Legal and Court-Related History of Cochise County
17. March 2011 09:05
The Chicago River is dyed green each year.
Happy St. Patrick's Day! :)
Join us in the Loft from Noon to 1:30pm as LexisNexis provides St. Patty's Day cupcakes and coffee mugs!
Lots of GREEN is to be seen today! Hope you're wearing your GREEN so you don't get pinched!
27. September 2010 14:58
Any Franz Kafka fans out there? Did you know Kafka was a lawyer?
According to Wikipedia, Kafka obtained the degree of Doctor of Law in 1906 and performed an obligatory year of unpaid service as law clerk for the civil and criminal courts. He then worked at an insurance firm handling claims for work related injuries. In his free time Kafka wrote, and in 1925 one of his best-known novels, The Trial, was published.
Many have tried to interpret the symbolism of Kafka’s story with ideas ranging from Kant’s Philosophy of Law and the Austrian legal code, to man’s fight against authority and evil. One particularly interesting interpretation is Orson Welles’ 1962 nightmarish film The Trial, starring Anthony Perkins as the tortured main character Josef K. and Orson Welles as his law advocate. Some say this is the worst movie ever made by Orson Welles, yet ironically in his 1962 BBC interview with Huw Wheldon, Welles states, “say what you like, but The Trial is the best film I have ever made.” A remake of the film was also done in 1998 starring Kyle MacLachlan, Anthony Hopkins and Jason Robards.
So, you be the judge …..come into the Law Library and check out The Trial by Franz Kafka -in book or DVD format.
PT2621.A26 P713 1998 Book
PN1997 .T75 1962 DVD
PN1997 .T7421 1998 DVD
The eBook can also be downloaded for free to your eBook reader or mobile phone from Project Gutenberg’s digital library.
Watch the bizarre court scene from Orson Welles’ movie on YouTube:
17. September 2010 15:01
Picture source: United States National Archives
Happy Constitution Day! On this day, September 17th, in 1787 the 39 delegates to the Constitutional Convention completed and signed the U.S. Constitution.

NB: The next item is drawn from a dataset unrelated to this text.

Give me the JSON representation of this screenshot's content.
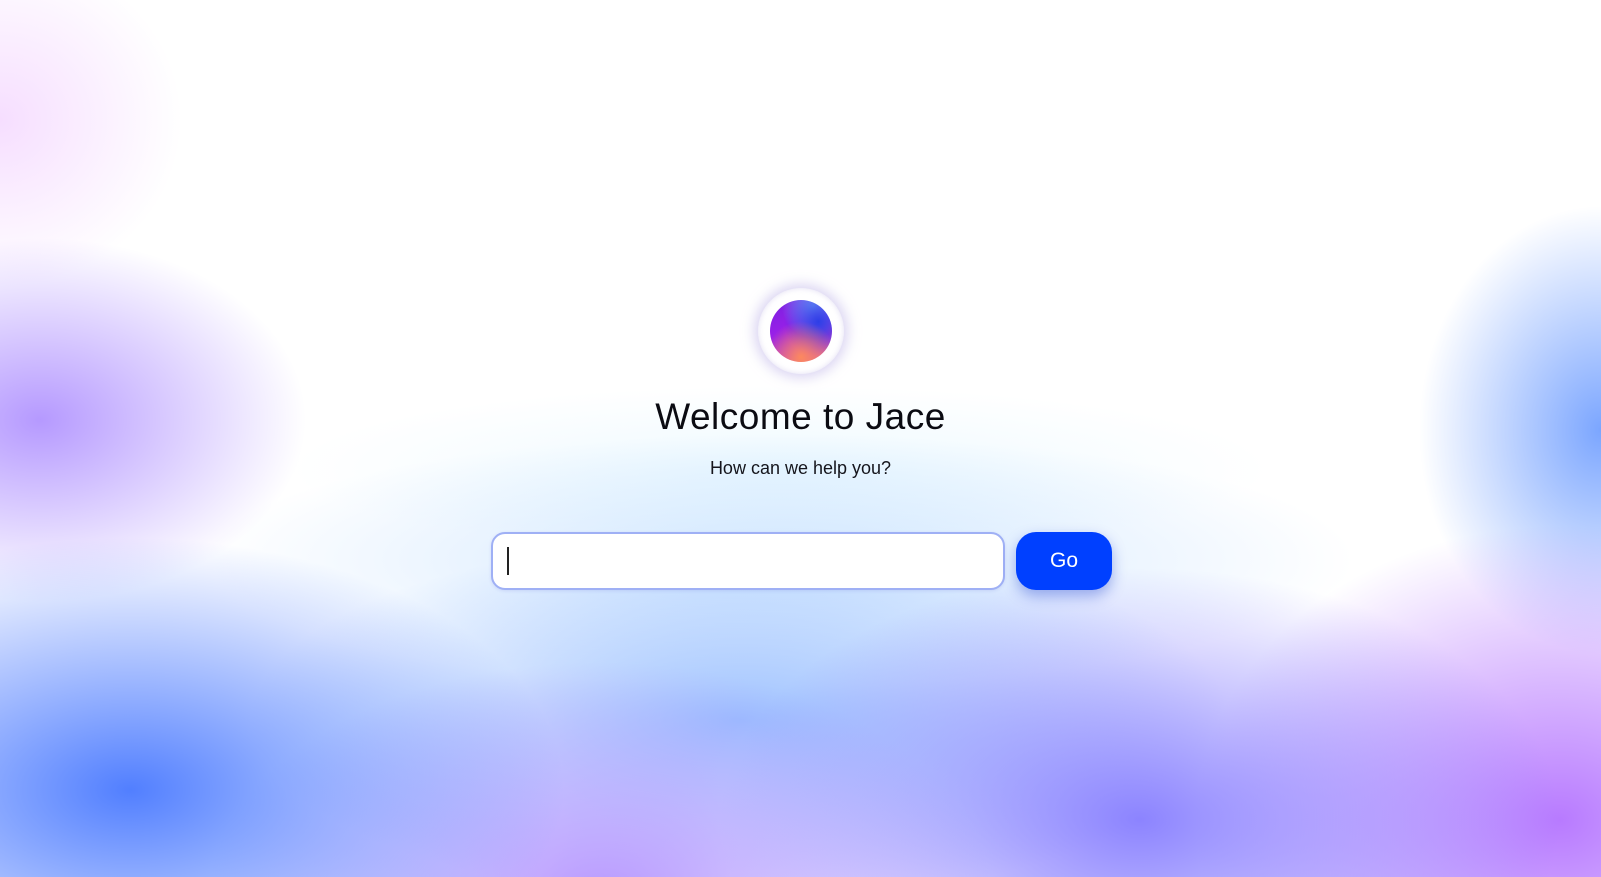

Here are some interesting websites that celebrate this historic event:
Read about the observance from the US Code: 36 U.S.C § 106 (from Cornell's Legal Information Institute)
The National Archives has a fantastic online exhibit called the Charters of Freedom which has articles about the creation of the Constitution. The Archives also provide some great resources for learning about the Constitution and this important day.
If you visit Philadelphia, PA you should check out the National Constitution Center. They have also created an interactive version of the Constitution. Or you can print your own copy (.PDF) of the Constitution!
Have an excellent weekend!